    … Srsly, the notion that viewers aren’t allowed to interpret Bert and Ernie, that their meaning is entirely for an author (or copyright holder!) to decide … well folks, if you’ve ever wanted to see the practical side of literary theory, here it is.

  7. Tlaloc says:

    Bert nd Ernie’s gayness has been an open joke for decades. They’re practically gay icons.

  8. Surreal American says:

    Ok then. How about Peppermint Patty and Marcie?

  9. Andre Kenji says:

    How about John McCain and Lindsey Graham?

  10. Brett says:

    When I was young enough to watch Sesame Street, I always thought they were brothers.

  11. Anderson says:

    My take on Peppermint Patty is, she’s a straight tomboy but Marcie is gay.

  12. rudderpedals says:

    Akhbar and Jeff? Are they brothers or are they lovers?

  13. Scott says:

    Same sex? Are they the same species?

  14. swearyanthony says:

    The whole “Bert and Ernie” thing is so very ingrained in society. See Avenue Q. I thought the cover was beautiful.

    And watching KLo and the other theocrats lose their minds over it just adds to its power.

  15. dmhlt says:

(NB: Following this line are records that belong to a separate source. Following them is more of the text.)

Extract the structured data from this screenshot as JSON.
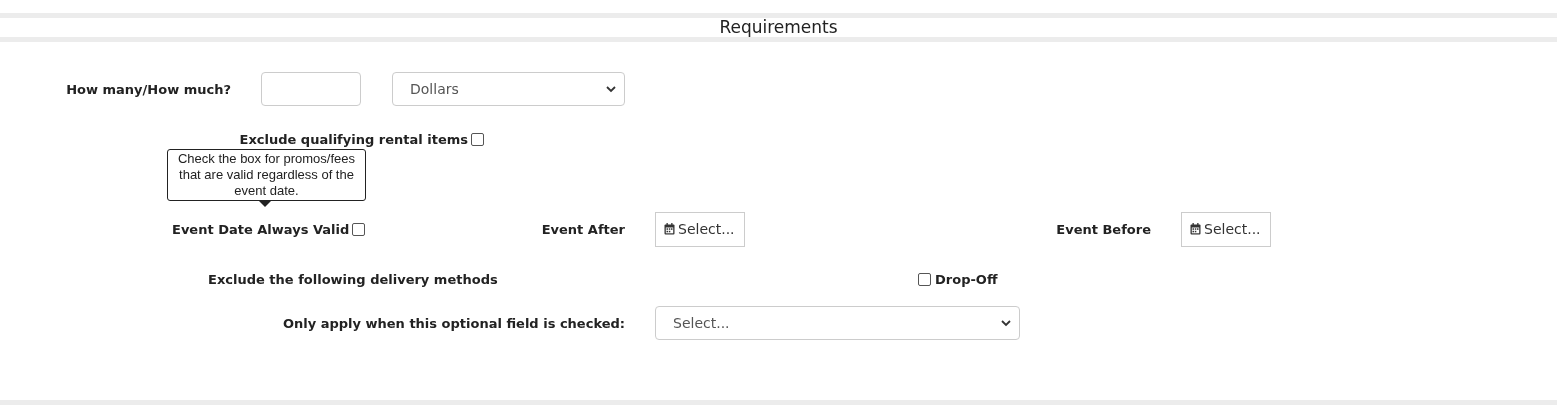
{
  "section_title": "Requirements",
  "amount": {
    "label": "How many/How much?",
    "unit": "Dollars"
  },
  "exclude_rental": {
    "label": "Exclude qualifying rental items",
    "checked": false
  },
  "tooltip": "Check the box for promos/fees that are valid regardless of the event date.",
  "event_date": {
    "label": "Event Date Always Valid",
    "checked": false
  },
  "event_after": {
    "label": "Event After",
    "button": "Select..."
  },
  "event_before": {
    "label": "Event Before",
    "button": "Select..."
  },
  "delivery": {
    "label": "Exclude the following delivery methods",
    "methods": [
      {
        "label": "Drop-Off",
        "checked": false
      }
    ]
  },
  "optional_field": {
    "label": "Only apply when this optional field is checked:",
    "value": "Select..."
  }
}
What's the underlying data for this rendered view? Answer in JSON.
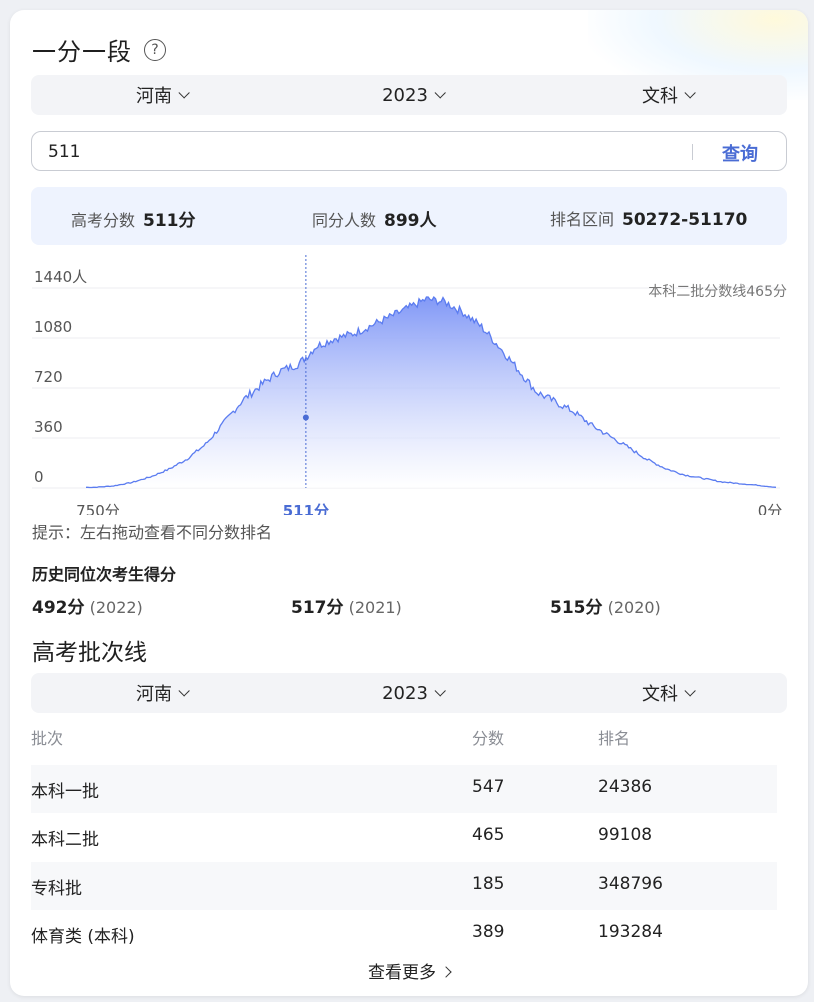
{
  "header": {
    "title": "一分一段",
    "help_icon": "question-circle-icon"
  },
  "selectors": {
    "province": "河南",
    "year": "2023",
    "subject": "文科"
  },
  "search": {
    "value": "511",
    "button_label": "查询"
  },
  "stats": {
    "score_label": "高考分数",
    "score_value": "511分",
    "same_label": "同分人数",
    "same_value": "899人",
    "rank_label": "排名区间",
    "rank_value": "50272-51170"
  },
  "chart_data": {
    "type": "area",
    "y_ticks": [
      "1440人",
      "1080",
      "720",
      "360",
      "0"
    ],
    "y_tick_values": [
      1440,
      1080,
      720,
      360,
      0
    ],
    "x_left_label": "750分",
    "x_right_label": "0分",
    "marker_label": "511分",
    "marker_score": 511,
    "annotation": "本科二批分数线465分",
    "xlim": [
      750,
      0
    ],
    "ylim": [
      0,
      1440
    ],
    "series": [
      {
        "scores": [
          750,
          740,
          720,
          700,
          680,
          660,
          640,
          620,
          600,
          580,
          560,
          540,
          520,
          511,
          500,
          480,
          460,
          440,
          420,
          400,
          380,
          360,
          340,
          320,
          300,
          280,
          260,
          240,
          220,
          200,
          180,
          160,
          140,
          120,
          100,
          80,
          60,
          40,
          20,
          0
        ],
        "values": [
          5,
          5,
          15,
          40,
          80,
          135,
          210,
          315,
          470,
          630,
          740,
          840,
          890,
          940,
          1020,
          1075,
          1110,
          1170,
          1230,
          1295,
          1360,
          1340,
          1265,
          1160,
          1010,
          850,
          690,
          620,
          550,
          450,
          370,
          290,
          205,
          140,
          95,
          70,
          45,
          32,
          20,
          5
        ]
      }
    ],
    "colors": {
      "line": "#5b7cf0",
      "fill_top": "#7b93f6",
      "fill_bottom": "#ffffff",
      "marker": "#4a6cd4"
    }
  },
  "hint": "提示：左右拖动查看不同分数排名",
  "history": {
    "title": "历史同位次考生得分",
    "items": [
      {
        "score": "492分",
        "year": "(2022)"
      },
      {
        "score": "517分",
        "year": "(2021)"
      },
      {
        "score": "515分",
        "year": "(2020)"
      }
    ]
  },
  "batch": {
    "title": "高考批次线",
    "selectors": {
      "province": "河南",
      "year": "2023",
      "subject": "文科"
    },
    "headers": [
      "批次",
      "分数",
      "排名"
    ],
    "rows": [
      {
        "name": "本科一批",
        "score": "547",
        "rank": "24386"
      },
      {
        "name": "本科二批",
        "score": "465",
        "rank": "99108"
      },
      {
        "name": "专科批",
        "score": "185",
        "rank": "348796"
      },
      {
        "name": "体育类 (本科)",
        "score": "389",
        "rank": "193284"
      }
    ],
    "more_label": "查看更多"
  }
}
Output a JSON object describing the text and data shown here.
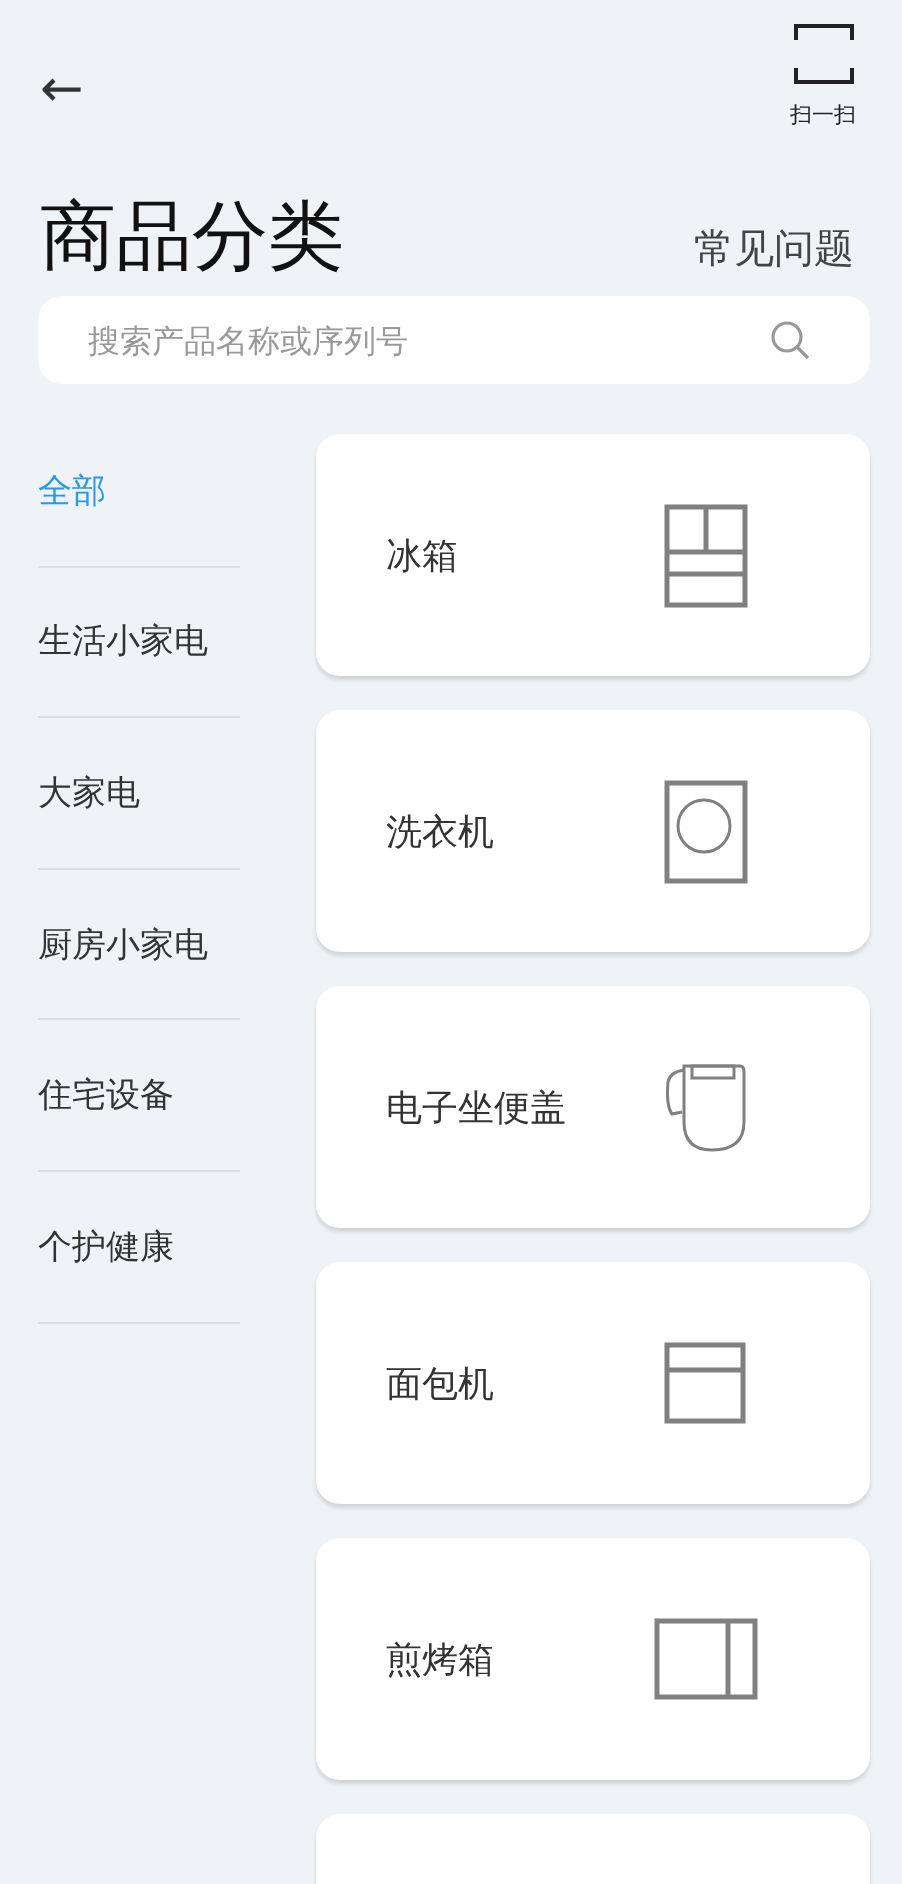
{
  "header": {
    "back": "←",
    "scan_label": "扫一扫"
  },
  "title": "商品分类",
  "faq_link": "常见问题",
  "search": {
    "placeholder": "搜索产品名称或序列号"
  },
  "categories": [
    {
      "label": "全部",
      "selected": true
    },
    {
      "label": "生活小家电",
      "selected": false
    },
    {
      "label": "大家电",
      "selected": false
    },
    {
      "label": "厨房小家电",
      "selected": false
    },
    {
      "label": "住宅设备",
      "selected": false
    },
    {
      "label": "个护健康",
      "selected": false
    }
  ],
  "products": [
    {
      "name": "冰箱",
      "kind": "fridge"
    },
    {
      "name": "洗衣机",
      "kind": "washer"
    },
    {
      "name": "电子坐便盖",
      "kind": "toilet-seat"
    },
    {
      "name": "面包机",
      "kind": "bread-maker"
    },
    {
      "name": "煎烤箱",
      "kind": "oven"
    },
    {
      "kind": "cut-off"
    }
  ]
}
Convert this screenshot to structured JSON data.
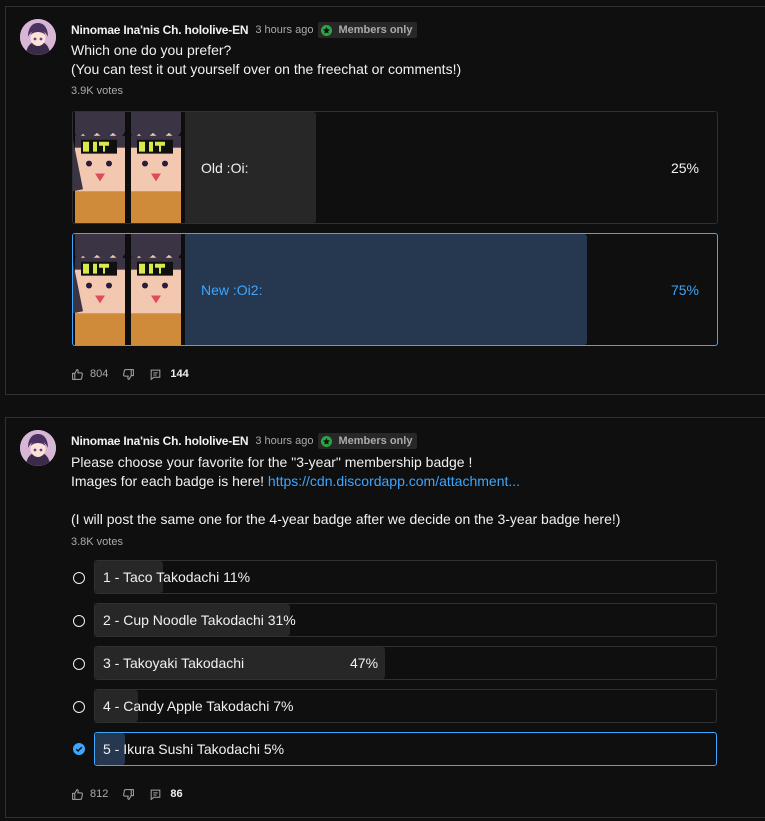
{
  "posts": [
    {
      "author": "Ninomae Ina'nis Ch. hololive-EN",
      "time": "3 hours ago",
      "badge": "Members only",
      "text_lines": [
        "Which one do you prefer?",
        "(You can test it out yourself over on the freechat or comments!)"
      ],
      "votes": "3.9K votes",
      "options": [
        {
          "label": "Old :Oi:",
          "percent": "25%",
          "fraction": 0.25,
          "selected": false
        },
        {
          "label": "New :Oi2:",
          "percent": "75%",
          "fraction": 0.75,
          "selected": true
        }
      ],
      "likes": "804",
      "comments": "144"
    },
    {
      "author": "Ninomae Ina'nis Ch. hololive-EN",
      "time": "3 hours ago",
      "badge": "Members only",
      "text_line1": "Please choose your favorite for the \"3-year\" membership badge !",
      "text_line2_prefix": "Images for each badge is here! ",
      "link": "https://cdn.discordapp.com/attachment...",
      "text_line4": "(I will post the same one for the 4-year badge after we decide on the 3-year badge here!)",
      "votes": "3.8K votes",
      "options": [
        {
          "label": "1 - Taco Takodachi  11%",
          "fraction": 0.11,
          "selected": false
        },
        {
          "label": "2 - Cup Noodle Takodachi  31%",
          "fraction": 0.31,
          "selected": false
        },
        {
          "label": "3 - Takoyaki Takodachi",
          "percent": "47%",
          "fraction": 0.47,
          "selected": false
        },
        {
          "label": "4 - Candy Apple Takodachi  7%",
          "fraction": 0.07,
          "selected": false
        },
        {
          "label": "5 - Ikura Sushi Takodachi  5%",
          "fraction": 0.05,
          "selected": true
        }
      ],
      "likes": "812",
      "comments": "86"
    }
  ],
  "colors": {
    "accent": "#3ea6ff",
    "members_badge": "#2ba640",
    "bar": "#272727",
    "bar_selected": "#263850"
  },
  "icons": [
    "thumbs-up-icon",
    "thumbs-down-icon",
    "comment-icon",
    "radio-icon",
    "checked-icon"
  ]
}
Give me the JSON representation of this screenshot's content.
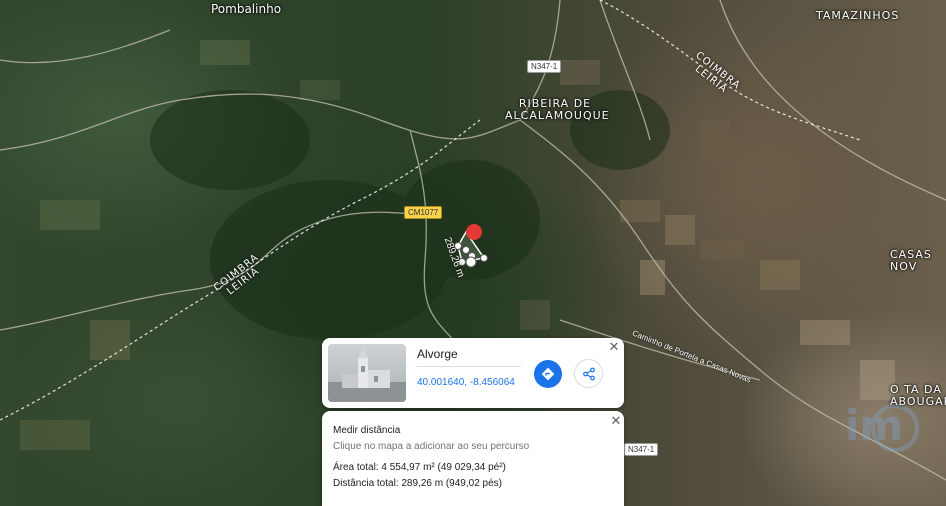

    Sesame Street has always deflected and denied claims that Bert and Ernie were gay. They are puppets. They are friends. They can’t “do it” because they don’t have “doing it” parts. That said, great cover…because friendship is at the heart of all love, gay and straight, adult and child.

  16. Kylopod says:

    “When I was young enough to watch Sesame Street, I always thought they were brothers.”

    Same here. And even now, their relationship strikes me as being more like brothers than lovers–most of the sketches that I remember center around Ernie trying to annoy Bert (and usually succeeding). I think I remember scenes of them in bed in the same room (not the same bed, mind you, but then neither are couples in old sitcoms), and glancing at Wikipedia it says that they do live in the same apartment. We never see any parents, but that didn’t dissuade me as a kid from thinking they were siblings.

    Still, I admit I don’t find the excuses that “they’re just puppets” and “they don’t exist below the waist” convincing. Sesame Street shows married couples. This seems to be part of a curious double standard I’ve noticed over the years about children’s programs, where romantic or marital love between men and women is fine to expose children to, but once you bring up gay relationships, you’ve introduced the subject of “sex,” which children must be protected from.

  17. Anderson says:

    They can’t “do it” because they don’t have “doing it” parts.

    Oh, how naive …. Also, lesbians can’t have sex, because neither one has a penis.